→ **TASK**:
The answer must consist of each line below that holds the word "data", copied as it stands.

→ **Source records**:
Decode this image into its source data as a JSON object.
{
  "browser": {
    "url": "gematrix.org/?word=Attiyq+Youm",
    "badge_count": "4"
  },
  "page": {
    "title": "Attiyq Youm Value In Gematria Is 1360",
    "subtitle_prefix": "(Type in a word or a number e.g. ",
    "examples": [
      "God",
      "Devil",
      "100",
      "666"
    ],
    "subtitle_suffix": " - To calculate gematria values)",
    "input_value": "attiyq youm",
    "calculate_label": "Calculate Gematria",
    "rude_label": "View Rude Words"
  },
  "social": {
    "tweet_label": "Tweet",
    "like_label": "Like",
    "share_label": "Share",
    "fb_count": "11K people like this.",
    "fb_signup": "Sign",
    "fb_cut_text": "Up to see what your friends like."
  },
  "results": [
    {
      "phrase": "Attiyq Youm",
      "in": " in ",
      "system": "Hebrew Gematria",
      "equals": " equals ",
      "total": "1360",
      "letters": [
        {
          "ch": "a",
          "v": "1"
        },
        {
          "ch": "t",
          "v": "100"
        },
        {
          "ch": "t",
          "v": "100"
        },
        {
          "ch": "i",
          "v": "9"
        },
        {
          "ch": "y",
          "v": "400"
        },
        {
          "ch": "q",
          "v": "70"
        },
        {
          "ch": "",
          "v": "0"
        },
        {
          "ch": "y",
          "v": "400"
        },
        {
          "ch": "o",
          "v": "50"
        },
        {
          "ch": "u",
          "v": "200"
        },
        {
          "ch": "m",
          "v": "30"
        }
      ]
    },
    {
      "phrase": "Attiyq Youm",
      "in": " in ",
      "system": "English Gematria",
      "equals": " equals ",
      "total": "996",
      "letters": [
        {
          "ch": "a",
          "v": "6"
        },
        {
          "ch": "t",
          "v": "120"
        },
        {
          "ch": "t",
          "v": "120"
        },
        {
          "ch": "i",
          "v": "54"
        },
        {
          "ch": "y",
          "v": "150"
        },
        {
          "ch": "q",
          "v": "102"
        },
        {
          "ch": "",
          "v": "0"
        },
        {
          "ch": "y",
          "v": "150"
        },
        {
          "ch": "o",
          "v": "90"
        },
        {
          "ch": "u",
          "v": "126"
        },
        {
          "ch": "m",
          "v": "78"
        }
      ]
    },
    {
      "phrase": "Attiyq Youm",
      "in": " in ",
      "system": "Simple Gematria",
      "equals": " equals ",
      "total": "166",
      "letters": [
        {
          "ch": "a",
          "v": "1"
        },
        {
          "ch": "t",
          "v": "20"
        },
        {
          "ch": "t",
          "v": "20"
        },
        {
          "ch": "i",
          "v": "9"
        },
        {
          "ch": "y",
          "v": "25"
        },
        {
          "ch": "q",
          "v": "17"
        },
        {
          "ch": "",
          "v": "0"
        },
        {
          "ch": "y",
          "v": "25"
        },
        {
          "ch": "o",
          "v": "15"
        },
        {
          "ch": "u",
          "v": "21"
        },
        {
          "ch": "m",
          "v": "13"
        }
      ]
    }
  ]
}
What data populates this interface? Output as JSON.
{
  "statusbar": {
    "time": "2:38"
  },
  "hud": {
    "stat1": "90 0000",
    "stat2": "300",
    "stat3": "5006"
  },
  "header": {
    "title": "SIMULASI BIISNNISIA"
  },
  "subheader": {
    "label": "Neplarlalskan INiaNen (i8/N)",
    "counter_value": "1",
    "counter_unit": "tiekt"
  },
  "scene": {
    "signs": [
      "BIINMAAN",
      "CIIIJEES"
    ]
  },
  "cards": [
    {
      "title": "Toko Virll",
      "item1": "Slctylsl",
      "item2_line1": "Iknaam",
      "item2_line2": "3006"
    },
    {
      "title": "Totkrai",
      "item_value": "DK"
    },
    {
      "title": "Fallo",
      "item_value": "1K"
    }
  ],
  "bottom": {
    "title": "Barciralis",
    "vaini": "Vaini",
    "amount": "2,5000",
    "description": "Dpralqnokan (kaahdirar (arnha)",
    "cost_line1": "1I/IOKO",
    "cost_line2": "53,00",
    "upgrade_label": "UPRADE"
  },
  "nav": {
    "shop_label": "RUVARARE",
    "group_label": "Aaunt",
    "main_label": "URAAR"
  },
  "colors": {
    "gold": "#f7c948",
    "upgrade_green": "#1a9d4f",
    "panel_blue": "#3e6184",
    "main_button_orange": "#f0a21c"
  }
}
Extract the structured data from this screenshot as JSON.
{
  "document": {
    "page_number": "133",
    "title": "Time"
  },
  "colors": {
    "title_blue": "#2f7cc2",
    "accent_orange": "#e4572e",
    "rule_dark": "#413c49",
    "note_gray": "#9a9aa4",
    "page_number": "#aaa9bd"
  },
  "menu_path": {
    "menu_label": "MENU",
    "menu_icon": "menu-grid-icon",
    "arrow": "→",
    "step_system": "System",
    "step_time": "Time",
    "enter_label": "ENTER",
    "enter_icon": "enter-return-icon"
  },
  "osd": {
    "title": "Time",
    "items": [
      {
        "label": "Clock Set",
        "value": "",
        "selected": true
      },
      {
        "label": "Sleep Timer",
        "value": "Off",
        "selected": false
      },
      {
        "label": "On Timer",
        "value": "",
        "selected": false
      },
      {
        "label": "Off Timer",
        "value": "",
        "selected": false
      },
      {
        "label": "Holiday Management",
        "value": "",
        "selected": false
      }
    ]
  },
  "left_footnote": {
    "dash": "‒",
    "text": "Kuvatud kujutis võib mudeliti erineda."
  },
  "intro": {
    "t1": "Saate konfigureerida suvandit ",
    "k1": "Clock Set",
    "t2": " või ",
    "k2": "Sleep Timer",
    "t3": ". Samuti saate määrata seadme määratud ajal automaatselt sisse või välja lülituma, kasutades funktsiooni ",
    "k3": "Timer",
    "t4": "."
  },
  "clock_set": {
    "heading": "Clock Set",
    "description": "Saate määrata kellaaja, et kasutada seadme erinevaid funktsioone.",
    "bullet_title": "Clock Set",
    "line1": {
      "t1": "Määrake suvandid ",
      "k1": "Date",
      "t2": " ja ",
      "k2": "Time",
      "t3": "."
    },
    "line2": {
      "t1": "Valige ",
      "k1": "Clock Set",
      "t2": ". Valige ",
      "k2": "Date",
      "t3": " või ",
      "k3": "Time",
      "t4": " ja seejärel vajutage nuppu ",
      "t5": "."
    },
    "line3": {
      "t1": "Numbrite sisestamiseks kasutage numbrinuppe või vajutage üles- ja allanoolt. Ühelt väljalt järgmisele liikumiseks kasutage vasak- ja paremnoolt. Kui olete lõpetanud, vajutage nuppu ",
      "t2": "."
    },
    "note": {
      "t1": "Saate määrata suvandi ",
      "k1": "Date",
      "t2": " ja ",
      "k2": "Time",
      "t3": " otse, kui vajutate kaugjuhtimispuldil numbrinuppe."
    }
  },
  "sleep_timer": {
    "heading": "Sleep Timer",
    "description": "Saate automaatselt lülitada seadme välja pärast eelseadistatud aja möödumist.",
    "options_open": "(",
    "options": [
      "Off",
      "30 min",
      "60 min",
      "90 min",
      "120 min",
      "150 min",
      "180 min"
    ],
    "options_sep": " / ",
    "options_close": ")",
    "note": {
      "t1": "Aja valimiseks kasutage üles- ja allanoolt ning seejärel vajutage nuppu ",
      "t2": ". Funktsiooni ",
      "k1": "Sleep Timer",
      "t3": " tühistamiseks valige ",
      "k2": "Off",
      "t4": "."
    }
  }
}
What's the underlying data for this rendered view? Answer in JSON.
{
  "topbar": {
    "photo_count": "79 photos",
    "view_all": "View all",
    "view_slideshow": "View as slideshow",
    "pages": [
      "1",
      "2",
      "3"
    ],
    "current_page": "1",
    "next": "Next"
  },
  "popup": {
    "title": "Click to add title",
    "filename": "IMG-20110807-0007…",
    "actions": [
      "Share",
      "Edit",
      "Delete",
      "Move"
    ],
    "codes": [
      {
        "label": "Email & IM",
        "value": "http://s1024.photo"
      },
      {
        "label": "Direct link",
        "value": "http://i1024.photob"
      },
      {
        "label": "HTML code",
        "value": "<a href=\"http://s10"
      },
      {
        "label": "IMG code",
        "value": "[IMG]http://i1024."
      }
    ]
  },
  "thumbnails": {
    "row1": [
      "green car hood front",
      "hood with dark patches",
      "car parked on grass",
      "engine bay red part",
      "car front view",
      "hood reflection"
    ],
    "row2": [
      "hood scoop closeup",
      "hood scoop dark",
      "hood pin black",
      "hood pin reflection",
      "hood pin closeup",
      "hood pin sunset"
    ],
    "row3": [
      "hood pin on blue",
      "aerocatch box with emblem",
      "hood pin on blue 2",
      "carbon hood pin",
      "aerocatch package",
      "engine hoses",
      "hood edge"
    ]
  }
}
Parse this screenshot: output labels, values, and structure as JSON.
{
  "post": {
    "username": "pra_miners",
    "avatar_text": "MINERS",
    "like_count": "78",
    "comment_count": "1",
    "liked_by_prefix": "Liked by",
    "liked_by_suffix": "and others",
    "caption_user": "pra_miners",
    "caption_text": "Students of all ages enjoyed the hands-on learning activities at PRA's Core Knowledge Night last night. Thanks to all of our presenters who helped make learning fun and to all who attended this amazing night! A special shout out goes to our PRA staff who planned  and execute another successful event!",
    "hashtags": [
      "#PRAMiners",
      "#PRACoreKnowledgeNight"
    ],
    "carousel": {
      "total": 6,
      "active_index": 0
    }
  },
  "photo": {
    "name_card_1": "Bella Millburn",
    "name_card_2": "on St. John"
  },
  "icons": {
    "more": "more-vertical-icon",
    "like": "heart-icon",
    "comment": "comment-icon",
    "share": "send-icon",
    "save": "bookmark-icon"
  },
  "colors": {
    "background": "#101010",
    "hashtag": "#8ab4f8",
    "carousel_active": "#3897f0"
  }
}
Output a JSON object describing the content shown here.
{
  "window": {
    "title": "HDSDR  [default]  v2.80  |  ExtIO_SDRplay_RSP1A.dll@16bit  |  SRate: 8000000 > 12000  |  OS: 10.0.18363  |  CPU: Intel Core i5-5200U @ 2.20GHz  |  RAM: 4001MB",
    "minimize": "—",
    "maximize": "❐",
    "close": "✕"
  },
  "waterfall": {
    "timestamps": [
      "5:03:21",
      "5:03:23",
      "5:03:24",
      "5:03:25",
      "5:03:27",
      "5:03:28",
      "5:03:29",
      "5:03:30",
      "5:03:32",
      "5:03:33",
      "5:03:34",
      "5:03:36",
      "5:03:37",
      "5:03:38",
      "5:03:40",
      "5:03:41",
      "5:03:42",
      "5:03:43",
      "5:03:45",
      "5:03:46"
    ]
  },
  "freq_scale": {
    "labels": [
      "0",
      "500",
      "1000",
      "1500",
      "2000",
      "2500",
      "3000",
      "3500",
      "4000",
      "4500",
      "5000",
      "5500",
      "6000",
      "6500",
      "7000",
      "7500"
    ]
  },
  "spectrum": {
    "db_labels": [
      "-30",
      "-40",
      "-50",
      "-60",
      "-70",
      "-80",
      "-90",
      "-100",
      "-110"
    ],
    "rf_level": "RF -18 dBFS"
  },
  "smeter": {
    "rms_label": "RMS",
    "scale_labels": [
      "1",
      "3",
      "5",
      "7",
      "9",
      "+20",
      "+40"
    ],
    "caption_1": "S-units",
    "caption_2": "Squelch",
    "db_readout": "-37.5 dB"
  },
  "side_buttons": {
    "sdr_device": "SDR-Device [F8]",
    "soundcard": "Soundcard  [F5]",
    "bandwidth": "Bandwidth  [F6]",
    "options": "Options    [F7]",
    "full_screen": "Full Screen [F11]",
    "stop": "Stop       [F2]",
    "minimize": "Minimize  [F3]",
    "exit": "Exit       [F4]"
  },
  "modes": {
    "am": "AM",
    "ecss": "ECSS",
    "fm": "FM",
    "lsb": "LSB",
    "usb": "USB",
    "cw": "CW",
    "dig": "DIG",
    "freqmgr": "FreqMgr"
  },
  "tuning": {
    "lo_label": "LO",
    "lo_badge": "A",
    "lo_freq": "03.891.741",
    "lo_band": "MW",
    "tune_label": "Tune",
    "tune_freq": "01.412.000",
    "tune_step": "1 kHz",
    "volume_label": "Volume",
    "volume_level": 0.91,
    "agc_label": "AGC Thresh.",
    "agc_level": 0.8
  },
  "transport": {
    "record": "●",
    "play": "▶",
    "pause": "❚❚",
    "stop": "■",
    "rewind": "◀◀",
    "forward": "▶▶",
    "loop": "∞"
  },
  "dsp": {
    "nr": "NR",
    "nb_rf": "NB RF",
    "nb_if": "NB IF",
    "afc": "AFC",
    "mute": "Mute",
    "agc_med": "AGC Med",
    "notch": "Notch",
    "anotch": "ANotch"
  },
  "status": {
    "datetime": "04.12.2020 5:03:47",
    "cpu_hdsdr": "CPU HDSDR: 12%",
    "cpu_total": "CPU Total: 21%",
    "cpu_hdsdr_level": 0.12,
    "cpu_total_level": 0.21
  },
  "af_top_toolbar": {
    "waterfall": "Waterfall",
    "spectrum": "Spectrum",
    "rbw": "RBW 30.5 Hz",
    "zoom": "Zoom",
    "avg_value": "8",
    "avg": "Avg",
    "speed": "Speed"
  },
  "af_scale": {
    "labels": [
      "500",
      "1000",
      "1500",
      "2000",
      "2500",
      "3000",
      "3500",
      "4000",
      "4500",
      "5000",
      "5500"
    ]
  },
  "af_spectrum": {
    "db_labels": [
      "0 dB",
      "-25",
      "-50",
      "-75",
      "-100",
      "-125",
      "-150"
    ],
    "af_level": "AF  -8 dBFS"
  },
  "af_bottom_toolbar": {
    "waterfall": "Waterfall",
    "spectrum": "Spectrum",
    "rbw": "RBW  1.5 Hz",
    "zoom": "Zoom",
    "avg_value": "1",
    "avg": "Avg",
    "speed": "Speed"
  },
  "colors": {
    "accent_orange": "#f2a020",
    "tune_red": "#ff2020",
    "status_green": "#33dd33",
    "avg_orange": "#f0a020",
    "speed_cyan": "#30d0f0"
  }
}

→ **REPLY TO THE TASK**:
Decode this image into its source data as a JSON object.
What data populates this interface? Output as JSON.
Extract the structured data from this screenshot as JSON.
What's the underlying data for this rendered view? Answer in JSON.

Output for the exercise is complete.